-------- RECORD SET

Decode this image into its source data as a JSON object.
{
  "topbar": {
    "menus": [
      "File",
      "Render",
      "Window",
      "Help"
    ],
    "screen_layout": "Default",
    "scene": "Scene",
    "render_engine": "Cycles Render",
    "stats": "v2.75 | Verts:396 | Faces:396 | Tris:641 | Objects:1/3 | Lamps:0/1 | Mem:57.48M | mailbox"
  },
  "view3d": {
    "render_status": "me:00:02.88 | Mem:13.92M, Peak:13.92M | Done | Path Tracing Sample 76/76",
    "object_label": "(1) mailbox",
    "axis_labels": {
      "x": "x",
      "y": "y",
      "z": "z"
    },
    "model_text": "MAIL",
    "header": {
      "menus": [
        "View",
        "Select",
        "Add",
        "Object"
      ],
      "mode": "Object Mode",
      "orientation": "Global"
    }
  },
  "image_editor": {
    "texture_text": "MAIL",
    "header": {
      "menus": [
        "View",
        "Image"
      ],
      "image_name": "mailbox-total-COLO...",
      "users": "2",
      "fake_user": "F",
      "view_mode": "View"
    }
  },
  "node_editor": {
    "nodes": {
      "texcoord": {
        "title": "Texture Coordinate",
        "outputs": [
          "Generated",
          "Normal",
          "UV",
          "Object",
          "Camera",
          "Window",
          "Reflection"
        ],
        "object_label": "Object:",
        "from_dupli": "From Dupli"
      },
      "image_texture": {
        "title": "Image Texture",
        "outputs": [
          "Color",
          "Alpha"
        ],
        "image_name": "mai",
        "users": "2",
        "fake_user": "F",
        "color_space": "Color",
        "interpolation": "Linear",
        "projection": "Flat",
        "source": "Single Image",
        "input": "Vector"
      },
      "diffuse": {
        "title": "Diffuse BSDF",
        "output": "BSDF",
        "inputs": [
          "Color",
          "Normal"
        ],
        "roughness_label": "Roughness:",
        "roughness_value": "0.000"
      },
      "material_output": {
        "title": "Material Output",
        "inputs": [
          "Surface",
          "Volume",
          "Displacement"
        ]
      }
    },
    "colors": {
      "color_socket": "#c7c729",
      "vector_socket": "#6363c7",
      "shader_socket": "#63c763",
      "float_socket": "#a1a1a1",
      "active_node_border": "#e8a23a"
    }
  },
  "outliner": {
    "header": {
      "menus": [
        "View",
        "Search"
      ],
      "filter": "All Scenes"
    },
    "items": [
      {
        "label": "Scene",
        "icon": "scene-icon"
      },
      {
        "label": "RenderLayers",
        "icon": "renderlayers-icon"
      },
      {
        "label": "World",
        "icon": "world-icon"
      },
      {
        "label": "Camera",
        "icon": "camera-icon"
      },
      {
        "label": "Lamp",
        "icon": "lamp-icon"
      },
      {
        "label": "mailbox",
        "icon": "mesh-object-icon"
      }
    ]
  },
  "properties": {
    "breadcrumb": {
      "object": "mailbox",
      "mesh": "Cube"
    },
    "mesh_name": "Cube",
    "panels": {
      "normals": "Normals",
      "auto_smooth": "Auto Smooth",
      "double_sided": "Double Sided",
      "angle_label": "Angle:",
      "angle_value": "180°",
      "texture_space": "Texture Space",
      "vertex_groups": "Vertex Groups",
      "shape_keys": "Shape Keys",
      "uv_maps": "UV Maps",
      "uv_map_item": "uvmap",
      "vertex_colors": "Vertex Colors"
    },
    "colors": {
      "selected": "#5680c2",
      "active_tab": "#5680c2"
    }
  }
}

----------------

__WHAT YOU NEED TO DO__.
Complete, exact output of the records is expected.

__REPLY TO THE TASK__.
Decode this image into its source data as a JSON object.
{
  "topbar": {
    "menus": [
      "File",
      "Render",
      "Window",
      "Help"
    ],
    "screen_layout": "Default",
    "scene": "Scene",
    "render_engine": "Cycles Render",
    "stats": "v2.75 | Verts:396 | Faces:396 | Tris:641 | Objects:1/3 | Lamps:0/1 | Mem:57.48M | mailbox"
  },
  "view3d": {
    "render_status": "me:00:02.88 | Mem:13.92M, Peak:13.92M | Done | Path Tracing Sample 76/76",
    "object_label": "(1) mailbox",
    "axis_labels": {
      "x": "x",
      "y": "y",
      "z": "z"
    },
    "model_text": "MAIL",
    "header": {
      "menus": [
        "View",
        "Select",
        "Add",
        "Object"
      ],
      "mode": "Object Mode",
      "orientation": "Global"
    }
  },
  "image_editor": {
    "texture_text": "MAIL",
    "header": {
      "menus": [
        "View",
        "Image"
      ],
      "image_name": "mailbox-total-COLO...",
      "users": "2",
      "fake_user": "F",
      "view_mode": "View"
    }
  },
  "node_editor": {
    "nodes": {
      "texcoord": {
        "title": "Texture Coordinate",
        "outputs": [
          "Generated",
          "Normal",
          "UV",
          "Object",
          "Camera",
          "Window",
          "Reflection"
        ],
        "object_label": "Object:",
        "from_dupli": "From Dupli"
      },
      "image_texture": {
        "title": "Image Texture",
        "outputs": [
          "Color",
          "Alpha"
        ],
        "image_name": "mai",
        "users": "2",
        "fake_user": "F",
        "color_space": "Color",
        "interpolation": "Linear",
        "projection": "Flat",
        "source": "Single Image",
        "input": "Vector"
      },
      "diffuse": {
        "title": "Diffuse BSDF",
        "output": "BSDF",
        "inputs": [
          "Color",
          "Normal"
        ],
        "roughness_label": "Roughness:",
        "roughness_value": "0.000"
      },
      "material_output": {
        "title": "Material Output",
        "inputs": [
          "Surface",
          "Volume",
          "Displacement"
        ]
      }
    },
    "colors": {
      "color_socket": "#c7c729",
      "vector_socket": "#6363c7",
      "shader_socket": "#63c763",
      "float_socket": "#a1a1a1",
      "active_node_border": "#e8a23a"
    }
  },
  "outliner": {
    "header": {
      "menus": [
        "View",
        "Search"
      ],
      "filter": "All Scenes"
    },
    "items": [
      {
        "label": "Scene",
        "icon": "scene-icon"
      },
      {
        "label": "RenderLayers",
        "icon": "renderlayers-icon"
      },
      {
        "label": "World",
        "icon": "world-icon"
      },
      {
        "label": "Camera",
        "icon": "camera-icon"
      },
      {
        "label": "Lamp",
        "icon": "lamp-icon"
      },
      {
        "label": "mailbox",
        "icon": "mesh-object-icon"
      }
    ]
  },
  "properties": {
    "breadcrumb": {
      "object": "mailbox",
      "mesh": "Cube"
    },
    "mesh_name": "Cube",
    "panels": {
      "normals": "Normals",
      "auto_smooth": "Auto Smooth",
      "double_sided": "Double Sided",
      "angle_label": "Angle:",
      "angle_value": "180°",
      "texture_space": "Texture Space",
      "vertex_groups": "Vertex Groups",
      "shape_keys": "Shape Keys",
      "uv_maps": "UV Maps",
      "uv_map_item": "uvmap",
      "vertex_colors": "Vertex Colors"
    },
    "colors": {
      "selected": "#5680c2",
      "active_tab": "#5680c2"
    }
  }
}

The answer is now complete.